Adapting to the changes, 19 per cent of contractors said they are planning to work via umbrella companies. Overall, though, over half of all UK freelancers (56%) said they plan to continue contracting in the UK only if they can find contracts that are deemed to be outside IR35.

However, on a more positive note, one in five (20%) did say that they would continue to work as a contractor regardless of their IR35 status. 10 per cent remained unsure about how they intended to work after the introduction of the changes. 
 

 

Conclusion & recommendations

Conclusion & recommendations
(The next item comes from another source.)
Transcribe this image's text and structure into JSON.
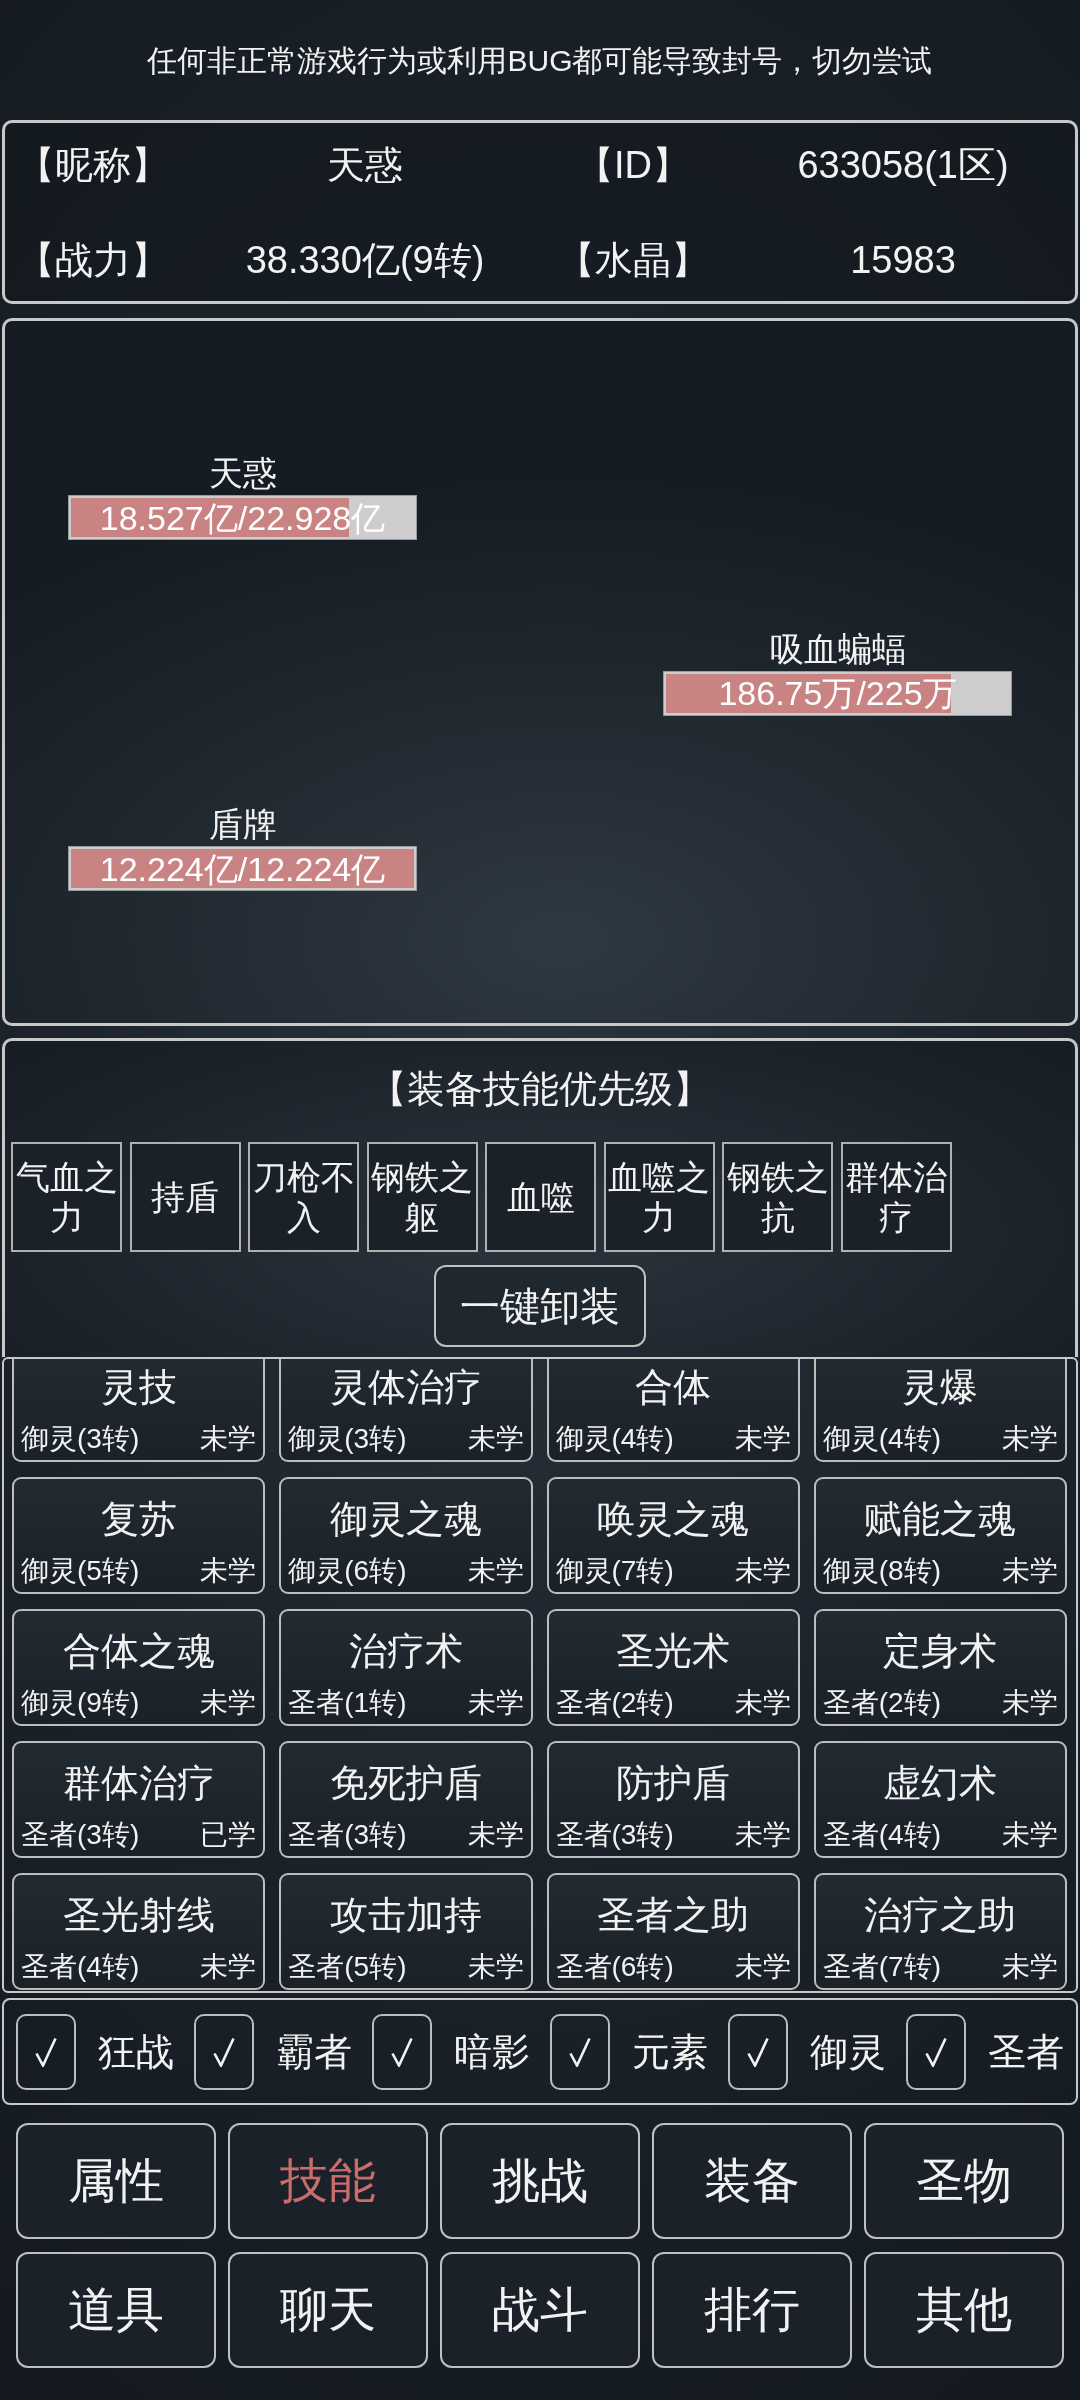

The extension of IR35 to the private sector has already been significantly detrimental to freelancers and we are yet to see the full impact of the April roll-out. In particular, the fact that 24 per cent of clients have already said that they will determine all engagements with contractors as inside IR35 – a blanket assessment – demonstrates the potentially devastating cost on the flexible labour market and the wider economy. Similarly, our findings show alarming concerns for the UK economic recovery with almost one in four (24%) planning to seek contracts abroad. In addition, with the majority of freelancers (56%) planning to look for contracts that are deemed to be outside IR35, we are likely to see widespread implications for freelancers – in particular if clients are making blanket IR35 assessments or simply refusing to engage freelancers altogether. 

Recommendations

  1. The government should delay the April roll-out of IR35 in the private sector for at least a further twelve months in order to protect the flexible labour market, thousands of compliant UK businesses and the wider economy
  2. Government should consider alternative arrangements such as IPSE’s Freelancer Limited Company concept and/or the idea of end-clients paying an Engager’s National Insurance
  3. Government should implement the recommendations from the Taylor Review of Modern working Practices to provide clarity on employment and tax status.

 

Appendix

Appendix

About IPSE

IPSE is the largest association of independent professionals in the UK, representing freelancers, contractors and consultants from every sector of the economy. It’s a not-for-profit organisation owned and run by its members. We believe that flexibility in the labour market is crucial to Britain’s economic success, and dedicate our work to improving the landscape for the freelance way of working through our active and influential voice in Government and industry. IPSE aims to be the principal and definitive source of knowledge about freelancing and self-employment in the UK. We work with leading academic institutions and research agencies to provide empirical evidence about evolving market trends. This research supports our work with Government and industry and delivers key market intelligence to help our members with business planning.

Methodology

The results are based on the responses of 1645 freelancers who replied to an online survey between 12 February and 19 February 2021. A total of 95 per cent of respondents were currently self-employed and of these 90 per cent were operating through their own limited company. Overall 19 per cent of self-employed respondents were not currently working for any clients. 

References

1. IPSE & CMME, Getting the Self-Employed on the Property Ladder, February 2021

2. IPSE, Confidence Index Report, Q4 2020

3. Behaviour, Insight and Research Team, Communications Research: Off-payroll working rules (IR35), July 2020.

 

Where next?


 

Visit the IR35 Hub

IR35 Hub

 

Visit the COVID-19 hub

COVID-19 Hub